**Material for this exercise:**

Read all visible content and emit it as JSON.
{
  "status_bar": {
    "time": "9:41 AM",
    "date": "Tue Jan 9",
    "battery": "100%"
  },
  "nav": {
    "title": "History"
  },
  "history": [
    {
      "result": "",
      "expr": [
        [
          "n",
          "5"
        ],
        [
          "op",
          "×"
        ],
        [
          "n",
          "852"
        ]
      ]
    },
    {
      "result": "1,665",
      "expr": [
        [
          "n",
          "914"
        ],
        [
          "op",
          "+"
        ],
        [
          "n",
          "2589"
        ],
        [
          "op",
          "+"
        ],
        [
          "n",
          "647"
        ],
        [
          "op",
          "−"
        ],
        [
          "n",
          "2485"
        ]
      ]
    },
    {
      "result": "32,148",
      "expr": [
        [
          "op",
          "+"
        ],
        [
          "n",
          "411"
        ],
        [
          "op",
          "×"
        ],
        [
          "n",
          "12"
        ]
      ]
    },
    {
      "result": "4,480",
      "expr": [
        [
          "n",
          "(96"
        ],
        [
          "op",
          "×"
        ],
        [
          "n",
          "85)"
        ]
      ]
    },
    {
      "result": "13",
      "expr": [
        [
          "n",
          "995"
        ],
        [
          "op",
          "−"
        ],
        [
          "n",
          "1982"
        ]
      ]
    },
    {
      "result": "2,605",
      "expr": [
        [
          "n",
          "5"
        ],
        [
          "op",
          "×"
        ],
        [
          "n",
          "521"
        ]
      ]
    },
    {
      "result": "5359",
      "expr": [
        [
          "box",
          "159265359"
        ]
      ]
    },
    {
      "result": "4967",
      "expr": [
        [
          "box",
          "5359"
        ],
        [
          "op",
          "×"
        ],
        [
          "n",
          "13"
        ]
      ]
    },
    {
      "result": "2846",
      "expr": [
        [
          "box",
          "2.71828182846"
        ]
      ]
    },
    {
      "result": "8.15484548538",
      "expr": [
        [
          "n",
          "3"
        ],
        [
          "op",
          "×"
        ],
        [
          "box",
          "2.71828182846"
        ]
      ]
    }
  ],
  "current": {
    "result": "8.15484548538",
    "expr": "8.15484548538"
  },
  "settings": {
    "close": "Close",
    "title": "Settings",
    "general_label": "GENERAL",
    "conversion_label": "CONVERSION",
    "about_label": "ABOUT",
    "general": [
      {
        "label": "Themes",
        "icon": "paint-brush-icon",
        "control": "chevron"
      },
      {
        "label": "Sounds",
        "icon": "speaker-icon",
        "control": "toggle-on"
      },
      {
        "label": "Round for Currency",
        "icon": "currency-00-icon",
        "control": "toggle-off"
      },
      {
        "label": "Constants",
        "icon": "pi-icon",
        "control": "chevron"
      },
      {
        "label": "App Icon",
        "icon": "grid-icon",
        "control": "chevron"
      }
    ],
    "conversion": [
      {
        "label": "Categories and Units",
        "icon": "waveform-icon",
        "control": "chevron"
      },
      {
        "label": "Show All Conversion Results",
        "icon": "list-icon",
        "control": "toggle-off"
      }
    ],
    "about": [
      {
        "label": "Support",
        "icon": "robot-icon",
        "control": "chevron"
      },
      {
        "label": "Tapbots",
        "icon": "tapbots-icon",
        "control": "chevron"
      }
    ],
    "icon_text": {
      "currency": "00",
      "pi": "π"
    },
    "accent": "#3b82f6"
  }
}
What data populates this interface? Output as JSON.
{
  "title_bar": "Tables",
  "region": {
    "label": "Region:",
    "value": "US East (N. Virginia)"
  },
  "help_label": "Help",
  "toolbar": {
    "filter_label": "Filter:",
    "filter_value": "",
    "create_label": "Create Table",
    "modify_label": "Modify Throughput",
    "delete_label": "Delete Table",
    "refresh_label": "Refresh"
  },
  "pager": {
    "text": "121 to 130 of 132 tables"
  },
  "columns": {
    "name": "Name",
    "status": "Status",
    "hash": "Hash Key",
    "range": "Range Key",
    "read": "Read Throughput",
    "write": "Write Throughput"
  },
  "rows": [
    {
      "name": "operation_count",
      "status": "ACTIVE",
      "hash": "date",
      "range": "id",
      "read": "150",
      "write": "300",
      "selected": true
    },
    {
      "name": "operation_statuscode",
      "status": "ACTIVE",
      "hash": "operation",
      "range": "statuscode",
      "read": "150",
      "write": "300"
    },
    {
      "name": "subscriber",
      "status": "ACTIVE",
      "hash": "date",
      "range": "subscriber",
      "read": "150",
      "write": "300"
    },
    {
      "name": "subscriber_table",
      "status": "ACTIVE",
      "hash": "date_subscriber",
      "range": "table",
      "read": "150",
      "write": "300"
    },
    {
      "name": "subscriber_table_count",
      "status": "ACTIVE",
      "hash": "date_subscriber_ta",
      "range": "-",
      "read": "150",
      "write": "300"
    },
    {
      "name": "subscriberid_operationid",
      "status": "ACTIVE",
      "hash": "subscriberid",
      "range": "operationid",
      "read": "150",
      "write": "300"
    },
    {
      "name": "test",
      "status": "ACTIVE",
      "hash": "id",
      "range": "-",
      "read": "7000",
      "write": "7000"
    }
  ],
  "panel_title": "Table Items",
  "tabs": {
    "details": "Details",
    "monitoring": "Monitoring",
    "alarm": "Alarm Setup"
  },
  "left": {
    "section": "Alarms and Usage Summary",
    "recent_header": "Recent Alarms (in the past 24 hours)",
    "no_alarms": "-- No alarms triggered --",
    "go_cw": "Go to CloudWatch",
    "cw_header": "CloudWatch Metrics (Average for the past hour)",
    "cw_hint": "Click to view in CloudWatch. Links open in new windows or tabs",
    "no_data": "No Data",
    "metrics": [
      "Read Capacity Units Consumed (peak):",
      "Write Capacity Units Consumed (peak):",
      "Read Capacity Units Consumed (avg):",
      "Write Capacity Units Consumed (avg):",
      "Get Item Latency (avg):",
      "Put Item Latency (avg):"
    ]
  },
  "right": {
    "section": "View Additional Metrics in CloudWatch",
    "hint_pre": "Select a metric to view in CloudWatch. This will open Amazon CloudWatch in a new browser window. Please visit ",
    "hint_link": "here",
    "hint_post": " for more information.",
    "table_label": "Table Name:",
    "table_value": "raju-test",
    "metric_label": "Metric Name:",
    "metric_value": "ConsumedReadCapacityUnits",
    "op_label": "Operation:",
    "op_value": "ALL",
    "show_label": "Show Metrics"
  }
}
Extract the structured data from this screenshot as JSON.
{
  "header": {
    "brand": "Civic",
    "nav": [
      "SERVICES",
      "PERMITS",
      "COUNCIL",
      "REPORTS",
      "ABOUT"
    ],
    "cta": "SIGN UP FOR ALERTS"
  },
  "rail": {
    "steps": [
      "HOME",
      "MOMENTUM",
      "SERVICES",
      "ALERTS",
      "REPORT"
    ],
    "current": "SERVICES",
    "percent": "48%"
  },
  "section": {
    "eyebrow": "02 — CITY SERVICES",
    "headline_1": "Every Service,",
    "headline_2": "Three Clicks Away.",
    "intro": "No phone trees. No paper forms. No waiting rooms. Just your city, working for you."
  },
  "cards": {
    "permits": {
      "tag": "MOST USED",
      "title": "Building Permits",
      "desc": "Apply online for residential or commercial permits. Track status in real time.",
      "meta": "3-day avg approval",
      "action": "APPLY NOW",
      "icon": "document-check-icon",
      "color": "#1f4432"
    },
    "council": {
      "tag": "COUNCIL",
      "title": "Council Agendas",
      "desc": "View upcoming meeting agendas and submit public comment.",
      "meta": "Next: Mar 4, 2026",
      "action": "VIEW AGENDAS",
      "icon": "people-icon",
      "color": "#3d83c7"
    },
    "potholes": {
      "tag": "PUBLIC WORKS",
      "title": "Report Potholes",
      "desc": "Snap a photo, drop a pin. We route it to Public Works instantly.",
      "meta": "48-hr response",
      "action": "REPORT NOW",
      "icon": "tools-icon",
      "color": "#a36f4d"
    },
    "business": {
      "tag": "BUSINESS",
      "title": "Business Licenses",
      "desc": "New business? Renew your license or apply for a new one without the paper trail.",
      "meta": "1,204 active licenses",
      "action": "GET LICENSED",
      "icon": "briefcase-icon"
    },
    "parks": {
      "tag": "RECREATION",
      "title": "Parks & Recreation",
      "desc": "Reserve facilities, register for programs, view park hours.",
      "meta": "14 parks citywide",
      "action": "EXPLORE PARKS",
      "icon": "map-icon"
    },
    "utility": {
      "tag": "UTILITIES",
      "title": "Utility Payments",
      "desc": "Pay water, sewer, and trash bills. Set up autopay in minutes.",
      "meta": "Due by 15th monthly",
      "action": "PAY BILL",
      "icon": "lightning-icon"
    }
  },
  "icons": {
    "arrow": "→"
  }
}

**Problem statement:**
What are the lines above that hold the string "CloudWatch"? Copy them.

**Solved problem:**
    "go_cw": "Go to CloudWatch",
    "cw_header": "CloudWatch Metrics (Average for the past hour)",
    "cw_hint": "Click to view in CloudWatch. Links open in new windows or tabs",
    "section": "View Additional Metrics in CloudWatch",
    "hint_pre": "Select a metric to view in CloudWatch. This will open Amazon CloudWatch in a new browser window. Please visit ",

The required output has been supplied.